It is part of the statutory duties of a liquidator to investigate how the directors of the company acted in the period leading up to the liquidation. They will be looking for evidence of misconduct, including continuing to trade even if they were aware the company was unavoidably heading towards insolvency. Under such circumstances, the directors could become personally liable for the company’s debts from the date they were aware of the insolvency. Director disqualification is also a possibility, and in exceptionally serious cases, a custodial sentence could be the outcome.
How Antony Batty and Company can help.

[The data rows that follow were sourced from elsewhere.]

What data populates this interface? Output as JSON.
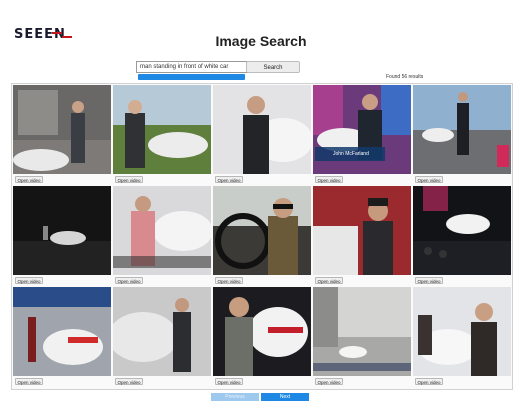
{
  "brand": {
    "logo_text": "SEEEN"
  },
  "title": "Image Search",
  "search": {
    "value": "man standing in front of white car",
    "button_label": "Search"
  },
  "results_text": "Found 56 results",
  "colors": {
    "accent": "#1e88e5",
    "accent_disabled": "#9ec9ef",
    "logo_red": "#c0181c"
  },
  "results": [
    {
      "button_label": "Open video",
      "caption": "",
      "scene": "garage-gray"
    },
    {
      "button_label": "Open video",
      "caption": "",
      "scene": "outdoor-green"
    },
    {
      "button_label": "Open video",
      "caption": "",
      "scene": "studio-white"
    },
    {
      "button_label": "Open video",
      "caption": "John McFarland",
      "scene": "showroom-purple"
    },
    {
      "button_label": "Open video",
      "caption": "",
      "scene": "runway-blue"
    },
    {
      "button_label": "Open video",
      "caption": "",
      "scene": "dark-stage"
    },
    {
      "button_label": "Open video",
      "caption": "",
      "scene": "interview-pink"
    },
    {
      "button_label": "Open video",
      "caption": "",
      "scene": "car-interior"
    },
    {
      "button_label": "Open video",
      "caption": "",
      "scene": "garage-red"
    },
    {
      "button_label": "Open video",
      "caption": "",
      "scene": "auto-show-dark"
    },
    {
      "button_label": "Open video",
      "caption": "",
      "scene": "race-pit"
    },
    {
      "button_label": "Open video",
      "caption": "",
      "scene": "smoke-track"
    },
    {
      "button_label": "Open video",
      "caption": "",
      "scene": "nismo-car"
    },
    {
      "button_label": "Open video",
      "caption": "",
      "scene": "city-street"
    },
    {
      "button_label": "Open video",
      "caption": "",
      "scene": "showroom-woman"
    }
  ],
  "pager": {
    "prev_label": "Previous",
    "next_label": "Next"
  }
}
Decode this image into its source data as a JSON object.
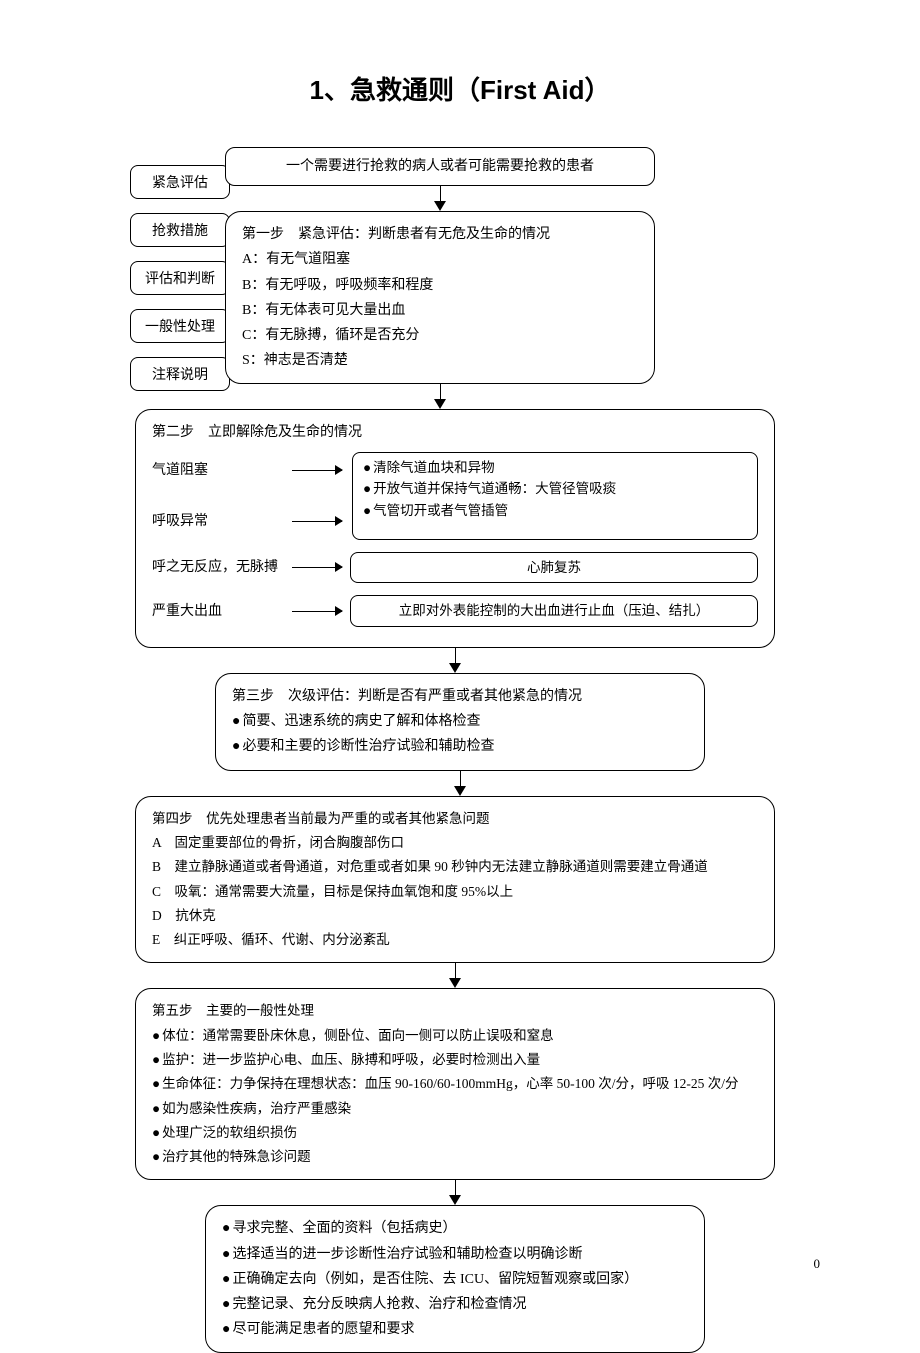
{
  "title": "1、急救通则（First Aid）",
  "page_number": "0",
  "legend": {
    "items": [
      "紧急评估",
      "抢救措施",
      "评估和判断",
      "一般性处理",
      "注释说明"
    ]
  },
  "flow": {
    "start": "一个需要进行抢救的病人或者可能需要抢救的患者",
    "step1": {
      "heading": "第一步　紧急评估：判断患者有无危及生命的情况",
      "lines": [
        "A：有无气道阻塞",
        "B：有无呼吸，呼吸频率和程度",
        "B：有无体表可见大量出血",
        "C：有无脉搏，循环是否充分",
        "S：神志是否清楚"
      ]
    },
    "step2": {
      "heading": "第二步　立即解除危及生命的情况",
      "rows": [
        {
          "label": "气道阻塞",
          "targets": [
            "清除气道血块和异物",
            "开放气道并保持气道通畅：大管径管吸痰",
            "气管切开或者气管插管"
          ],
          "merge_with_next": true
        },
        {
          "label": "呼吸异常"
        },
        {
          "label": "呼之无反应，无脉搏",
          "single": "心肺复苏"
        },
        {
          "label": "严重大出血",
          "single": "立即对外表能控制的大出血进行止血（压迫、结扎）"
        }
      ]
    },
    "step3": {
      "heading": "第三步　次级评估：判断是否有严重或者其他紧急的情况",
      "lines": [
        "简要、迅速系统的病史了解和体格检查",
        "必要和主要的诊断性治疗试验和辅助检查"
      ]
    },
    "step4": {
      "heading": "第四步　优先处理患者当前最为严重的或者其他紧急问题",
      "lines": [
        "A　固定重要部位的骨折，闭合胸腹部伤口",
        "B　建立静脉通道或者骨通道，对危重或者如果 90 秒钟内无法建立静脉通道则需要建立骨通道",
        "C　吸氧：通常需要大流量，目标是保持血氧饱和度 95%以上",
        "D　抗休克",
        "E　纠正呼吸、循环、代谢、内分泌紊乱"
      ]
    },
    "step5": {
      "heading": "第五步　主要的一般性处理",
      "lines": [
        "体位：通常需要卧床休息，侧卧位、面向一侧可以防止误吸和窒息",
        "监护：进一步监护心电、血压、脉搏和呼吸，必要时检测出入量",
        "生命体征：力争保持在理想状态：血压 90-160/60-100mmHg，心率 50-100 次/分，呼吸 12-25 次/分",
        "如为感染性疾病，治疗严重感染",
        "处理广泛的软组织损伤",
        "治疗其他的特殊急诊问题"
      ]
    },
    "final": {
      "lines": [
        "寻求完整、全面的资料（包括病史）",
        "选择适当的进一步诊断性治疗试验和辅助检查以明确诊断",
        "正确确定去向（例如，是否住院、去 ICU、留院短暂观察或回家）",
        "完整记录、充分反映病人抢救、治疗和检查情况",
        "尽可能满足患者的愿望和要求"
      ]
    }
  }
}
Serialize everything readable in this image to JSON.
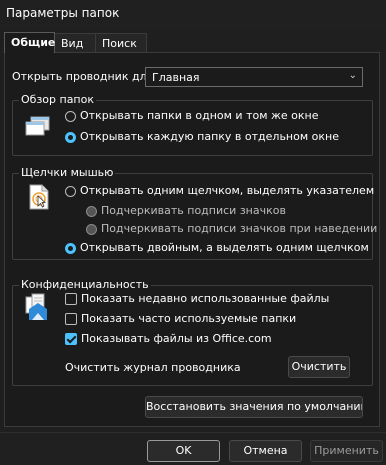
{
  "window": {
    "title": "Параметры папок"
  },
  "tabs": [
    {
      "label": "Общие",
      "active": true
    },
    {
      "label": "Вид",
      "active": false
    },
    {
      "label": "Поиск",
      "active": false
    }
  ],
  "open_explorer": {
    "label": "Открыть проводник для:",
    "value": "Главная"
  },
  "browse": {
    "title": "Обзор папок",
    "options": [
      {
        "label": "Открывать папки в одном и том же окне",
        "selected": false
      },
      {
        "label": "Открывать каждую папку в отдельном окне",
        "selected": true
      }
    ]
  },
  "clicks": {
    "title": "Щелчки мышью",
    "single_click": {
      "label": "Открывать одним щелчком, выделять указателем",
      "selected": false
    },
    "underline_always": {
      "label": "Подчеркивать подписи значков",
      "selected": false
    },
    "underline_hover": {
      "label": "Подчеркивать подписи значков при наведении",
      "selected": false
    },
    "double_click": {
      "label": "Открывать двойным, а выделять одним щелчком",
      "selected": true
    }
  },
  "privacy": {
    "title": "Конфиденциальность",
    "recent_files": {
      "label": "Показать недавно использованные файлы",
      "checked": false
    },
    "frequent_folders": {
      "label": "Показать часто используемые папки",
      "checked": false
    },
    "office_files": {
      "label": "Показывать файлы из Office.com",
      "checked": true
    },
    "clear_label": "Очистить журнал проводника",
    "clear_button": "Очистить"
  },
  "restore_defaults_button": "Восстановить значения по умолчанию",
  "footer": {
    "ok": "OK",
    "cancel": "Отмена",
    "apply": "Применить"
  },
  "colors": {
    "accent": "#4cc2ff",
    "background": "#1b1b1b"
  }
}
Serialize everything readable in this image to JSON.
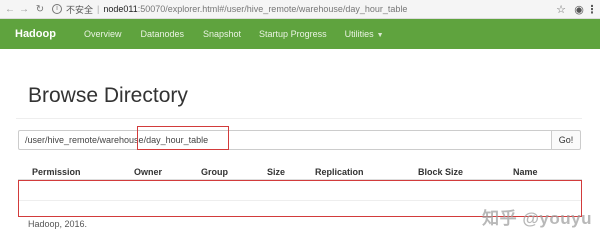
{
  "browser": {
    "security_text": "不安全",
    "url_host": "node011",
    "url_path": ":50070/explorer.html#/user/hive_remote/warehouse/day_hour_table",
    "icons": [
      "back-icon",
      "forward-icon",
      "reload-icon",
      "info-icon",
      "star-icon",
      "account-icon",
      "menu-icon"
    ]
  },
  "navbar": {
    "brand": "Hadoop",
    "items": [
      {
        "label": "Overview"
      },
      {
        "label": "Datanodes"
      },
      {
        "label": "Snapshot"
      },
      {
        "label": "Startup Progress"
      },
      {
        "label": "Utilities"
      }
    ],
    "color": "#5fa33e"
  },
  "page": {
    "title": "Browse Directory",
    "path_value": "/user/hive_remote/warehouse/day_hour_table",
    "go_label": "Go!"
  },
  "table": {
    "headers": [
      "Permission",
      "Owner",
      "Group",
      "Size",
      "Replication",
      "Block Size",
      "Name"
    ],
    "rows": []
  },
  "footer": {
    "text": "Hadoop, 2016."
  },
  "watermark": {
    "text": "知乎 @youyu"
  },
  "annotations": {
    "highlight_color": "#d23b3b"
  }
}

We always say that the earlier we are contacted, the more we can do to help. A Winding Up Petition followed by a Winding Up Order and the resultant Compulsory Liquidation could be the worst outcome of all and one that no one has any influence over – the rules are simply carried out. If, however, there is still a chance that the company can be saved using a recovery process, such as a CVA or an Administration, then that is what we will recommend. Likewise, if a liquidation is inevitable, a CVL is preferable to a compulsory liquidation.
We have the experience and expertise to make the chosen insolvency process as painless as possible and will ensure that the correct process used is right for the circumstances in play which can sometimes be complex. Take a look at some of our testimonials/case studies here. As ever, the earlier we are contacted, the more we can do to help. So, if your company is experiencing some or all of these warning signs, get in touch:
- HMRC Debt
- Can’t pay Bounce Back Loans
- Falling margins as costs rise
- Being unable to pay bills on time.
- Cash flow problems
- Stress and sleepless nights
If you are concerned about the financial position of your company and are facing insolvency, please contact us or contact one of our offices:
Also, K&W Recovery, trading as Antony Batty and Company, Thames Valley:
Our Licensed Insolvency Practitioners will take you through your options step by step and will advise you of the best one to take under the prevailing circumstances.